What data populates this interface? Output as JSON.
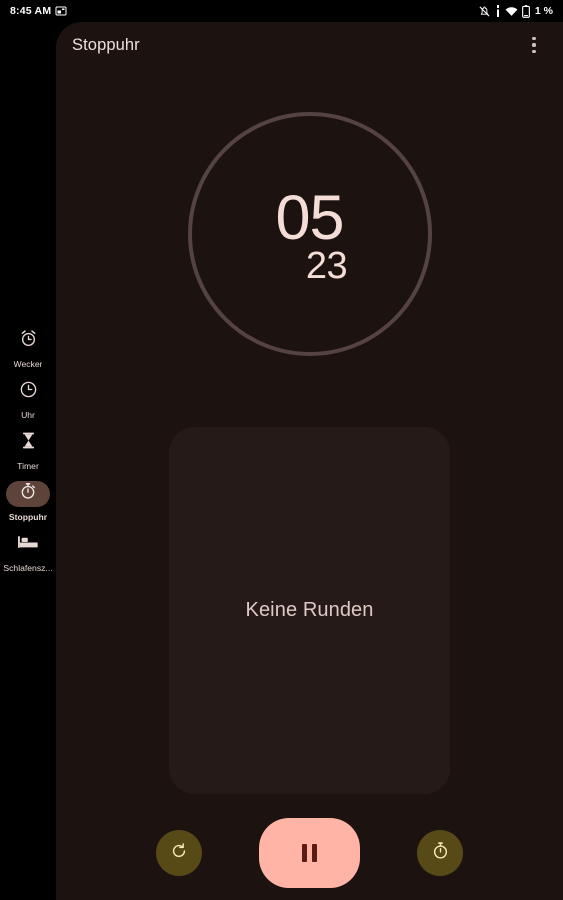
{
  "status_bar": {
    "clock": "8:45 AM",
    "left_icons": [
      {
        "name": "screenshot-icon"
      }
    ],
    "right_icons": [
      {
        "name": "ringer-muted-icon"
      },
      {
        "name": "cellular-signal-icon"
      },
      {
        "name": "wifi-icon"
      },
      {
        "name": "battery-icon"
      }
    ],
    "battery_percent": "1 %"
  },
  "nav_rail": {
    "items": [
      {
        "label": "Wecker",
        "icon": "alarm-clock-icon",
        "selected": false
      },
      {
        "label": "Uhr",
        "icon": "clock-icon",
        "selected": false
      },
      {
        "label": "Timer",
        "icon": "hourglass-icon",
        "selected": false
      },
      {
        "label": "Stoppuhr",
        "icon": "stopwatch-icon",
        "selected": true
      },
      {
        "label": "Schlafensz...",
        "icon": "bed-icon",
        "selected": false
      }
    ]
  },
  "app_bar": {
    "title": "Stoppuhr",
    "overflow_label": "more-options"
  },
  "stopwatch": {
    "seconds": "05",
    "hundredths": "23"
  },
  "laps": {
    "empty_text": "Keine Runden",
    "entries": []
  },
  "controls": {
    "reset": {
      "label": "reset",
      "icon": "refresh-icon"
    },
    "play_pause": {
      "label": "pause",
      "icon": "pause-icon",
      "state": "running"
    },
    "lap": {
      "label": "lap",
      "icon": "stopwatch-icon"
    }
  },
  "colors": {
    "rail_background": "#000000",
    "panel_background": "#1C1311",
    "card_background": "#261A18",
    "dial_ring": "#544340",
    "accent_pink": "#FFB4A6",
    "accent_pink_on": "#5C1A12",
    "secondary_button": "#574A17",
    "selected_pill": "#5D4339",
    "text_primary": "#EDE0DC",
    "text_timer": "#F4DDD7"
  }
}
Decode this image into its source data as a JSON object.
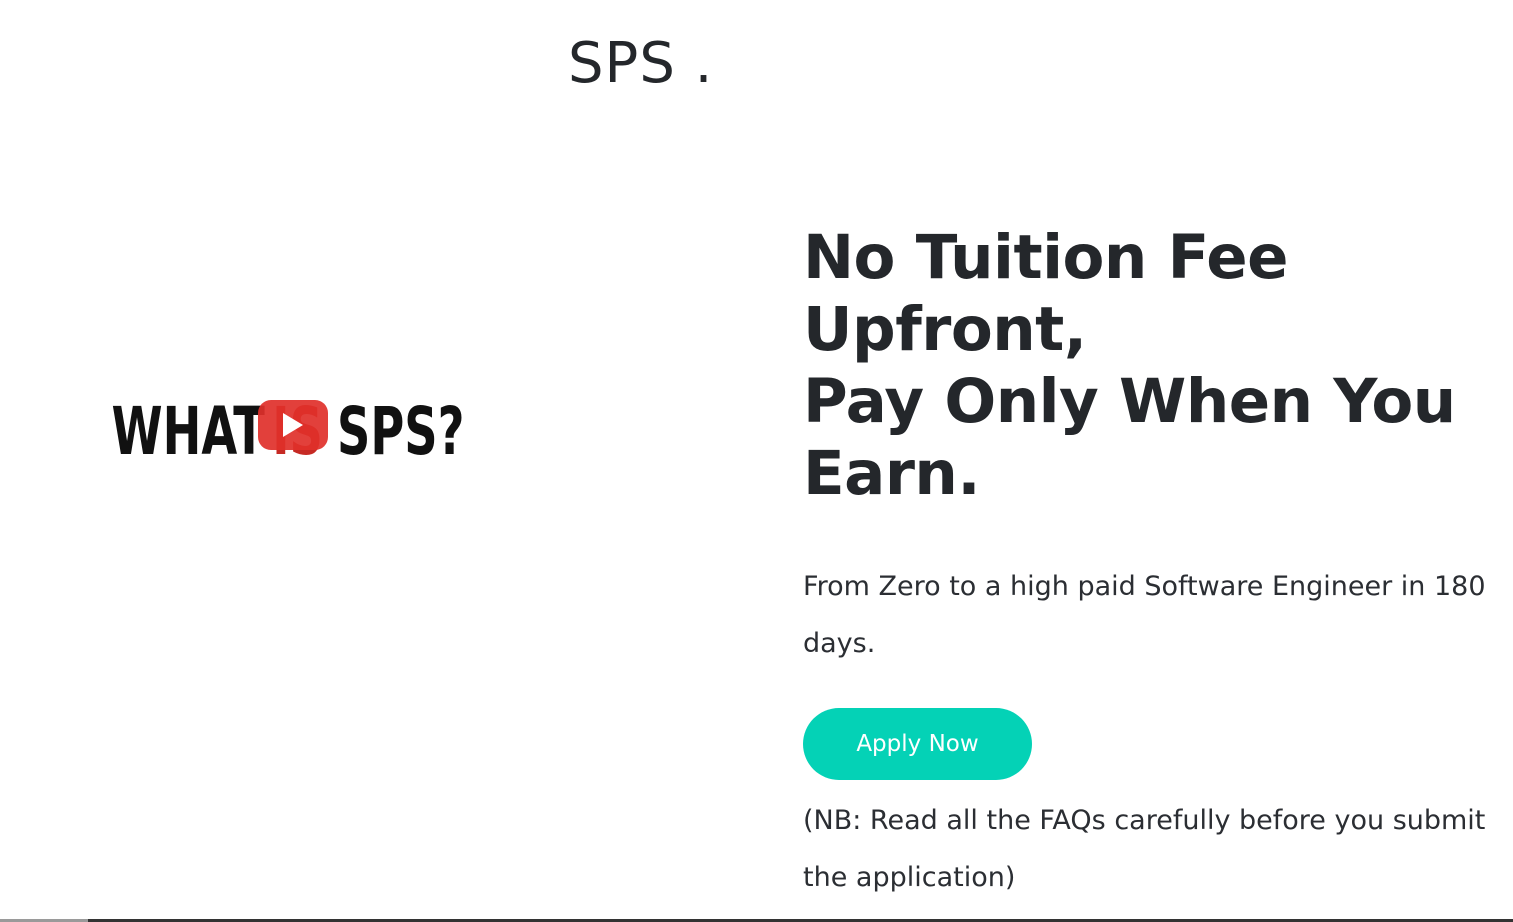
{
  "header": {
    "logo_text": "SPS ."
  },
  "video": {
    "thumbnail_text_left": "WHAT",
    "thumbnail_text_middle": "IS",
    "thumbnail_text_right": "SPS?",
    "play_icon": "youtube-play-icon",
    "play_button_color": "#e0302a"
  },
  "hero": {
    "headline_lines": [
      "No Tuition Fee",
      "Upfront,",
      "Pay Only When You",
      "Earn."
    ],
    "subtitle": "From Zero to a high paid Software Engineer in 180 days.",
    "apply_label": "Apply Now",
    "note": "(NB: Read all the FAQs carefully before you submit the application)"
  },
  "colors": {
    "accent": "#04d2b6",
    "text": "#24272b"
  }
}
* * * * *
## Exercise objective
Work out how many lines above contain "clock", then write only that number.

## Output of the task
3